Sarah Jane Riegler‘s Afro Haus has officially been running for a year, and her anniversary fête will no doubt be Toronto’s party of the long weekend. This Sunday, February 17, at Socialite, Sarah’s got two floors happening – one with afrobeats, dancehall, hip-hop, soca, grime, and coupé décalé; and one with afrohouse, kuduro, afrotech, gqom, and sgubhu. Her parties have gathered a lot of traction over the past year, and this mini-festival proves that things are really starting to boil and bubble.

Francois Regis; photo by Sanjeev Gopal Acharya
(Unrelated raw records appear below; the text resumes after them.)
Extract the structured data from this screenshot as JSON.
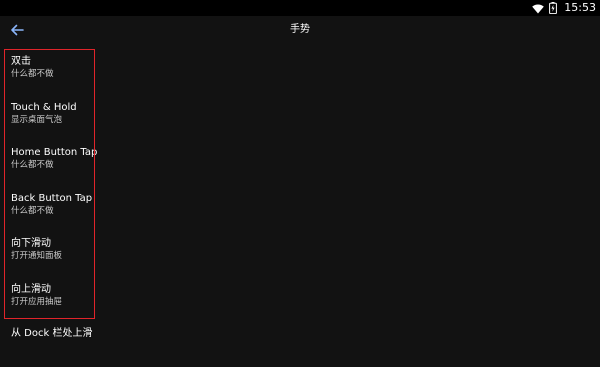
{
  "status_bar": {
    "time": "15:53",
    "icons": [
      "wifi-icon",
      "battery-icon"
    ]
  },
  "toolbar": {
    "title": "手势",
    "back_icon": "arrow-left-icon"
  },
  "items": [
    {
      "title": "双击",
      "summary": "什么都不做"
    },
    {
      "title": "Touch & Hold",
      "summary": "显示桌面气泡"
    },
    {
      "title": "Home Button Tap",
      "summary": "什么都不做"
    },
    {
      "title": "Back Button Tap",
      "summary": "什么都不做"
    },
    {
      "title": "向下滑动",
      "summary": "打开通知面板"
    },
    {
      "title": "向上滑动",
      "summary": "打开应用抽屉"
    },
    {
      "title": "从 Dock 栏处上滑",
      "summary": ""
    }
  ],
  "colors": {
    "background": "#121212",
    "accent": "#8ab4f8",
    "highlight": "#e0242a"
  }
}
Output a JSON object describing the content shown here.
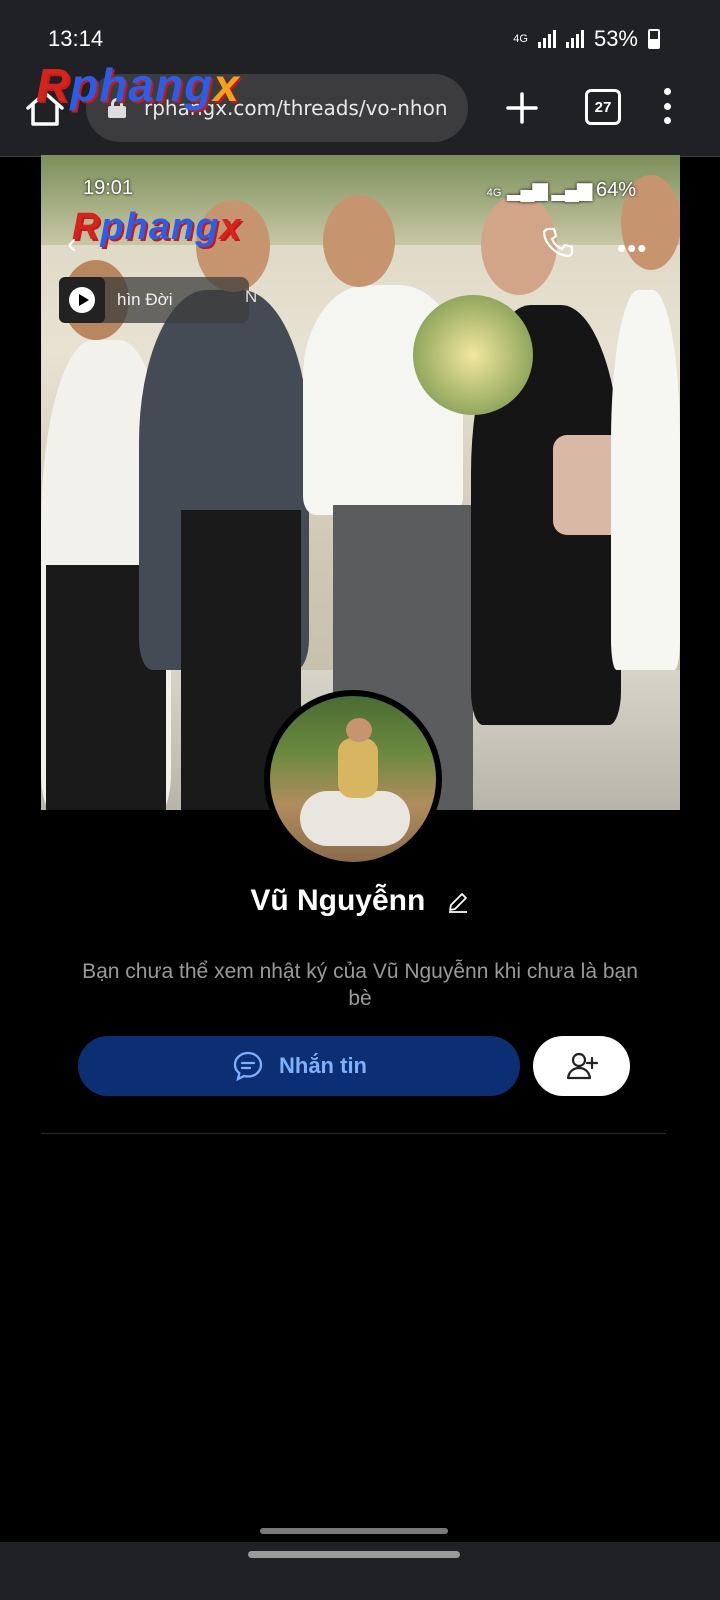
{
  "status_bar": {
    "time": "13:14",
    "network": "4G",
    "battery": "53%"
  },
  "browser": {
    "url": "rphangx.com/threads/vo-nhon",
    "tab_count": "27"
  },
  "watermark": {
    "part1": "Rphang",
    "part2": "X"
  },
  "inner_screen": {
    "time": "19:01",
    "network": "4G",
    "battery": "64%",
    "music_title": "hìn Đời",
    "music_more": "N"
  },
  "profile": {
    "name": "Vũ Nguyễnn",
    "notice": "Bạn chưa thể xem nhật ký của Vũ Nguyễnn khi chưa là bạn bè",
    "message_button": "Nhắn tin"
  },
  "colors": {
    "accent": "#0c2f73",
    "accent_text": "#7fb0ff"
  }
}
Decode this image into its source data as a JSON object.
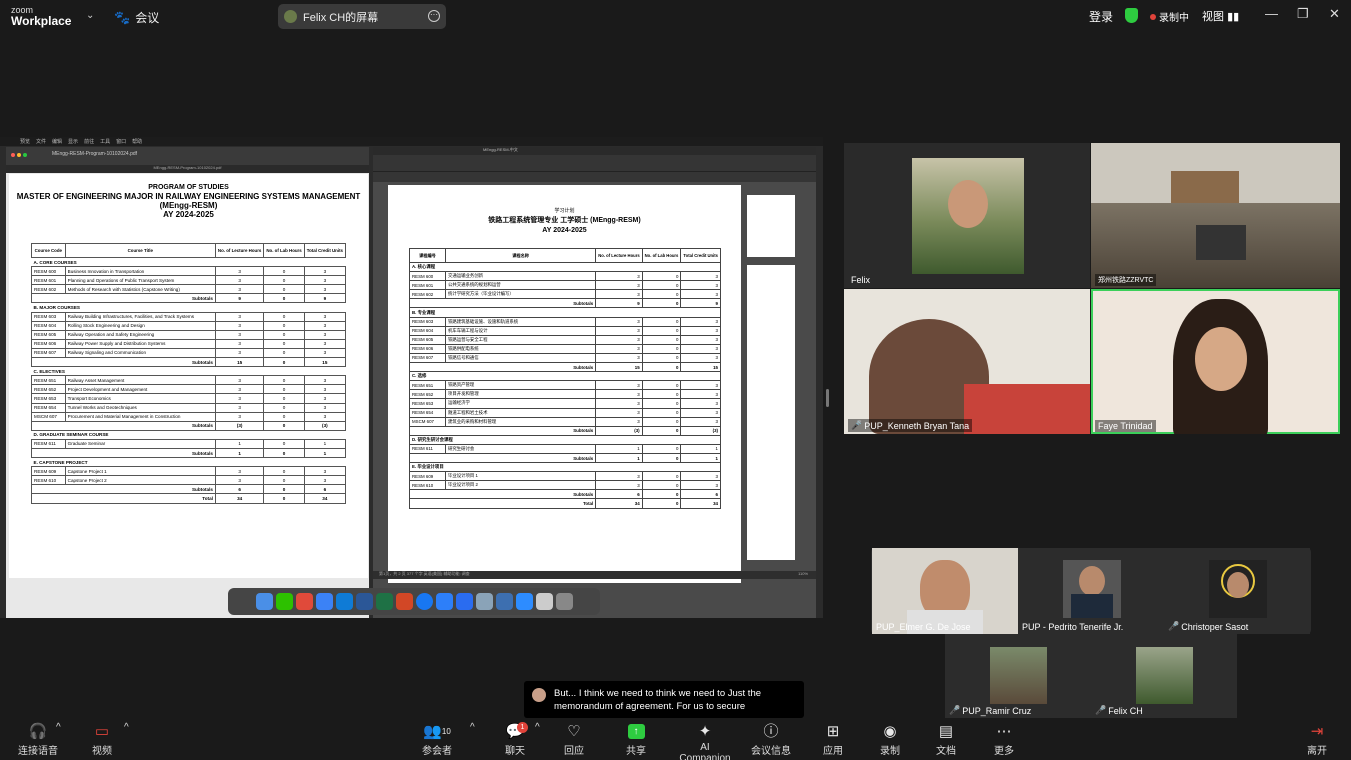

Afro Haus parties are dance-intensive, so make sure you do some warm-up stretching, and come prepared in clothes that allow you to move in all the ways that you know how to, and all the new ways that you’re about to acquire. I was first mesmerized by Francois Regis, an active member of the community, at an event last winter, but it wasn’t until the springtime that he flung me across the dance floor and we grooved for the entire evening. For Francois, dancing is “one’s moment, one’s freedom”, and the way he moves continuously captivates new and seasoned Afro haus participants. Afro Haus came at a time when Francois was new to Toronto and didn’t have a dance community that he could really connect with. While recounting his experiences at Afro Haus to me, with a nostalgic echo in his voice, he said that it reminds him of home. For Francois and the rest of the community, it’s more than just a dance event, it’s more than just a party – it’s an inviting space filled with human interaction through music and movement. “You can leave your societal norms at the door” he says, “it doesn’t matter if you know the moves”, and he’s right – there’s no way your body can’t figure it out.

Sarah Jane Riegler; photo by Kieran Meyn

Sarah and I met about five years ago – we connected over our love for West African traditional music and the fact that we had both done an exchange at the University of Ghana during our undergraduate years. Although we were playing music together in a totally different context, we would always reminisce about our time spent in Ghana – now almost a decade ago – and the nights that we spent out in the clubs dancing to afrobeats. The Afro Haus idea had been brewing in her mind for a few years while searching for similar events in Toronto, and she decided to finally take the leap and bring it to life last February.

Photo by Kieran Meyn

The event she’s got planned for you consists of twelve DJs (and a live drummer!) – six on each floor – each giving you a one hour set, taking you from 8pm to 3am. Here is a list of all twelve in no particular order, with links to the vibe they bring.
Catch this eclectic mix of soundscapes this Sunday:

Floor I: afrobeats, dancehall, hip-hop, soca, grime, and coupé décalé
1. Curator Fly (Excuse My French 416)
2. OWABOWA (Lost is Found)
3. DJ Shai (XiXgon Int’l)
4. Lovebonez the DJ
5. Barz
6. Kush Nubia

Floor II: afrohouse, kuduro, afrotech, gqom, and sgubhu
1. Sarah Jane Riegler (Afro Haus)
2. TK Smoothe (Moonraiser Ent.)
3. Docteur Mephisto (Ubuntu; Brain Freeze Project)
4. Khadijah
5. Dave Rankin (Hear 2 House You)
6. DJ Shaq-Tofficial

Drummer: Osman